Rain Man is the inaugural production of The Classic Screen to Stage Theatre Company and follows a line of successful screen to stage productions from producer Bill Kenwright including A Few Good Men, The Shawshank Redemption and Twelve Angry Men. Previous performances have starred an array of critically acclaimed actors including Martin Shaw, Rob Lowe and Suranne Jones.
Most will know Rain Man as the Academy Award winning movie starring Tom Cruise and Dustin Hoffman. Released in 1988, the film was directed by Barry Levinson and written by Barry Morrow and Ronald Bass. Morrow created the character of Raymond having met Kim Peek, who, although not autistic, was born with an encephalode (a large blister on the back of his head). Kim’s parents were told he should be in an institution, but they rejected this advice, and, by the age of 18 months, Kim could memorise any book read to him only once. He attained all high school requirements by age fourteen and had an encyclopedic knowledge in a range of subjects, from History to Classical Music. However, Kim couldn’t walk until he was four and had difficulty with tasks such as washing and dressing.

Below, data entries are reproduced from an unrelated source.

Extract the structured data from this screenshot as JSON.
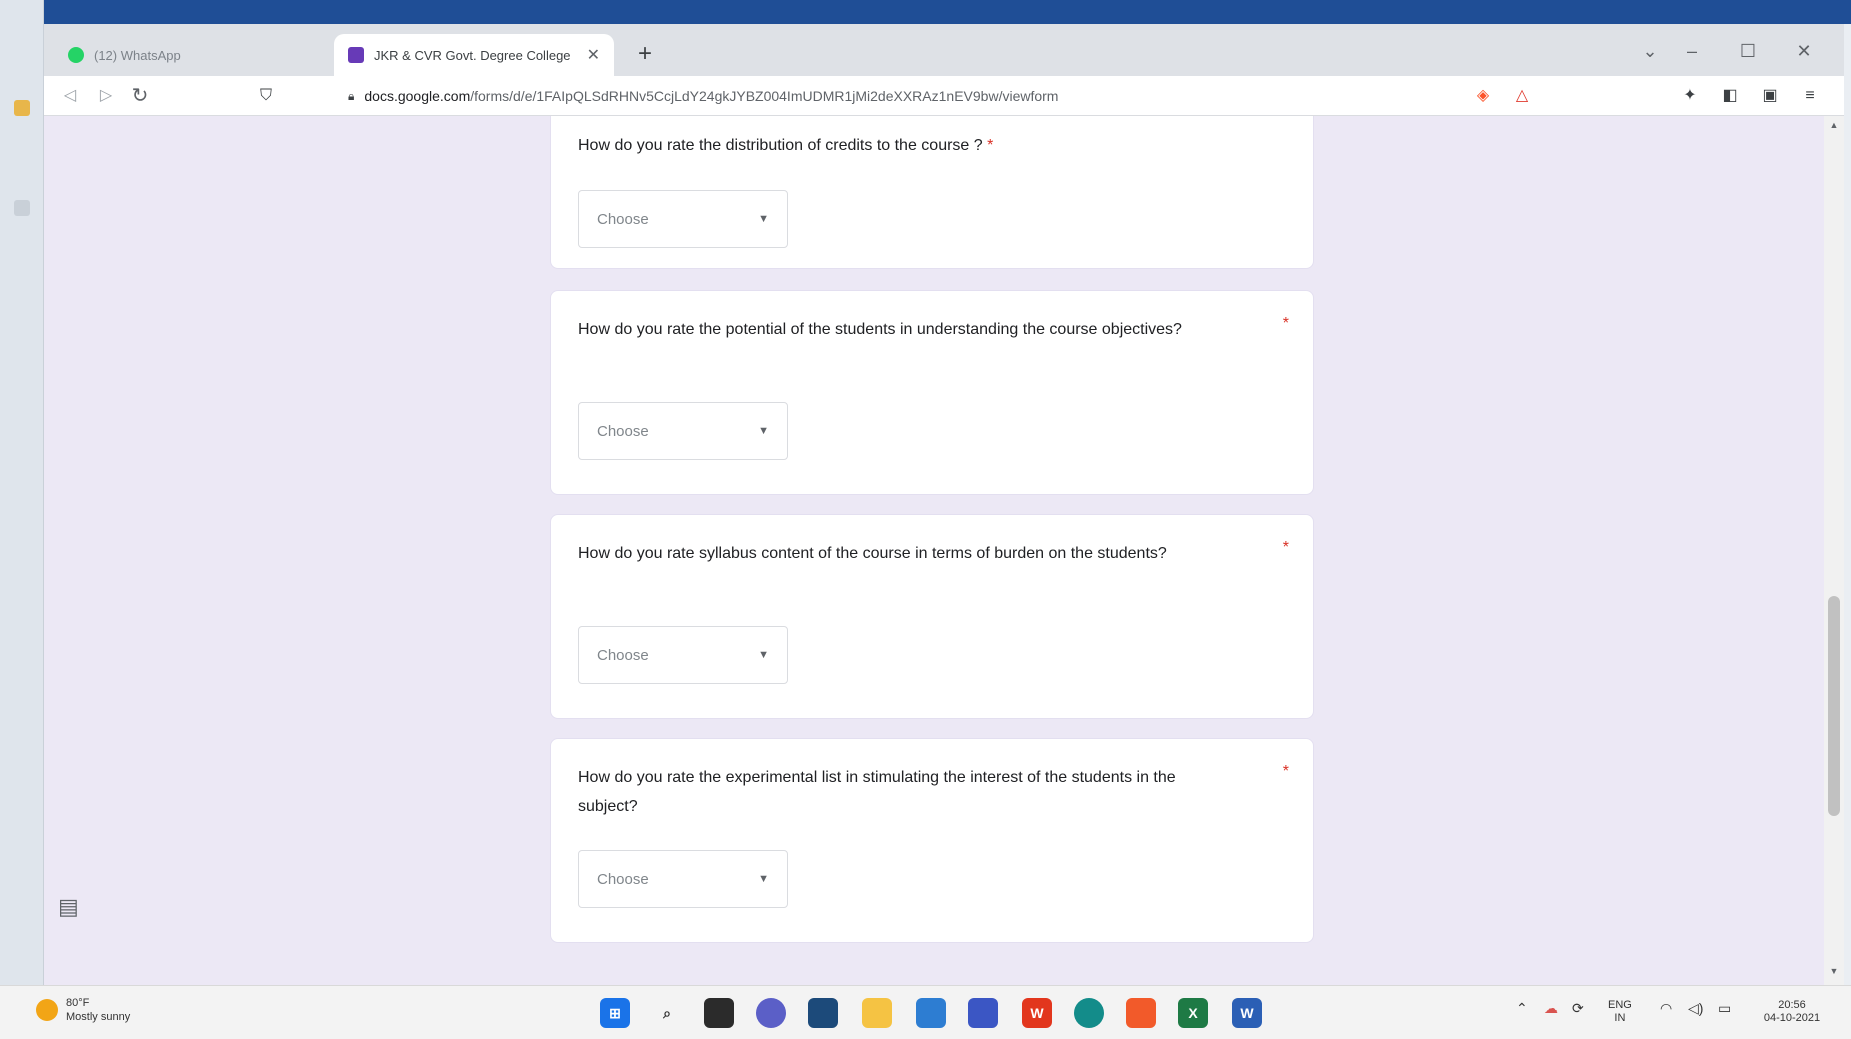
{
  "browser": {
    "tabs": [
      {
        "title": "(12) WhatsApp",
        "active": false,
        "icon": "whatsapp-icon"
      },
      {
        "title": "JKR & CVR Govt. Degree College",
        "active": true,
        "icon": "google-forms-icon"
      }
    ],
    "new_tab_symbol": "+",
    "url": {
      "host": "docs.google.com",
      "path": "/forms/d/e/1FAIpQLSdRHNv5CcjLdY24gkJYBZ004ImUDMR1jMi2deXXRAz1nEV9bw/viewform"
    },
    "window_controls": {
      "minimize": "–",
      "maximize": "☐",
      "close": "✕",
      "tab_search": "⌄"
    }
  },
  "form": {
    "questions": [
      {
        "text": "How do you rate the distribution of credits to the course ?",
        "required_mark": "*",
        "dropdown": "Choose"
      },
      {
        "text": "How do you rate the potential of the students in understanding the course objectives?",
        "required_mark": "*",
        "dropdown": "Choose"
      },
      {
        "text": "How do you rate syllabus content of the course in terms of burden on the students?",
        "required_mark": "*",
        "dropdown": "Choose"
      },
      {
        "text": "How do you rate the experimental list in stimulating the interest of the students in the subject?",
        "required_mark": "*",
        "dropdown": "Choose"
      }
    ]
  },
  "taskbar": {
    "weather": {
      "temp": "80°F",
      "condition": "Mostly sunny"
    },
    "apps": [
      "windows-start-icon",
      "search-icon",
      "file-explorer-icon",
      "chat-icon",
      "app-icon",
      "folder-icon",
      "mail-icon",
      "visual-studio-icon",
      "wps-office-icon",
      "edge-icon",
      "brave-icon",
      "excel-icon",
      "word-icon"
    ],
    "language": {
      "top": "ENG",
      "bottom": "IN"
    },
    "clock": {
      "time": "20:56",
      "date": "04-10-2021"
    }
  },
  "colors": {
    "page_background": "#ece8f5",
    "forms_accent": "#673ab7",
    "required": "#d93025",
    "taskbar": "#f3f3f3"
  }
}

Rain Man tells the story of self-centered car salesman Charlie Babbitt (portrayed wonderfully by Chris Fountain who is the perfect mix of arrogant yet somehow likeable). Charlie one day receives the news that his estranged father has passed away and left him nothing but an old car and a collection of rose bushes! Charlie later learns his father’s three-million-dollar estate has been left to a mystery beneficiary. After a flurry of bad language, sarcasm and rage, he unearths that the beneficiary is, in fact, a brother he never knew he had; autistic savant Raymond.
The role of Raymond was due to be played by Paul Nicholls (EastEnders, Hustle, City Central). Unfortunately, the week before the production hit the venue, it was advertised that, due to illness, Mr. Nicholls would be unable to play the role at Theatr Clwyd. A disappointment to fans I’m sure, however, Adam Lilley, who stepped into the role, most certainly doesn’t disappoint. Lilley’s portrayal of Raymond is faultless throughout; he perfectly captures the essence of the reality of high functioning autism and his delivery of Raymond’s savant skills provide for many moments of humour contrasting with the sadness of his situation. Not only does he deliver the dialogue with fantastic timing and ease, his physical portrayal is so seemingly effortless and consistent.
The set design is simple yet effective and makes great use of varying effects including back drops, flying, trucks and easy to move furniture and props. During scene changes we hear a fitting 80s soundtrack played on high volume; perhaps purposeful, it creates with the audience a sense of hypersensitive hearing often associated with autism. The 80s theme continues throughout with fabulous costumes harking back to the era and plenty of neon lights and references to TV shows and celebrities of the decade.
Whether or not you are aware of the movie, this production cannot be recommended highly enough, mainly for its two male leads for whom it is wholly worth booking tickets. The cast and the production are superb, but it is their stand out performances as two unlikely brothers which set the stage, and the story, alight. Rain Man plays at Theatr Clwyd, Mold until Saturday March 2nd, 2019 and goes on to play at several venues across the UK, finishing in Weston-Super-Mare between April 15th and April 20th, 2019.
Theatr Clwyd, Mold
February 25th-March 2nd, 2019
Writer: Dan Gordon
Director: Jonathan O’Boyle
Designer: Morgan Large
Lighting Designer: Jack Weir
Sound Designer: Dan Samson
Cast includes Chris Fountain, Elizabeth Carter, Mairi Barclay, Adam Lilley, Dominic Taylor, Joe Sellman Leava, Hannah Barker, Joshua Diffley
Unfortunately, due to illness, Paul Nicholls is unable to perform in Rain Man at Theatr Clwyd from February 25th to March 2nd, 2019. The role of Raymond Babbitt is played by Adam Lilley.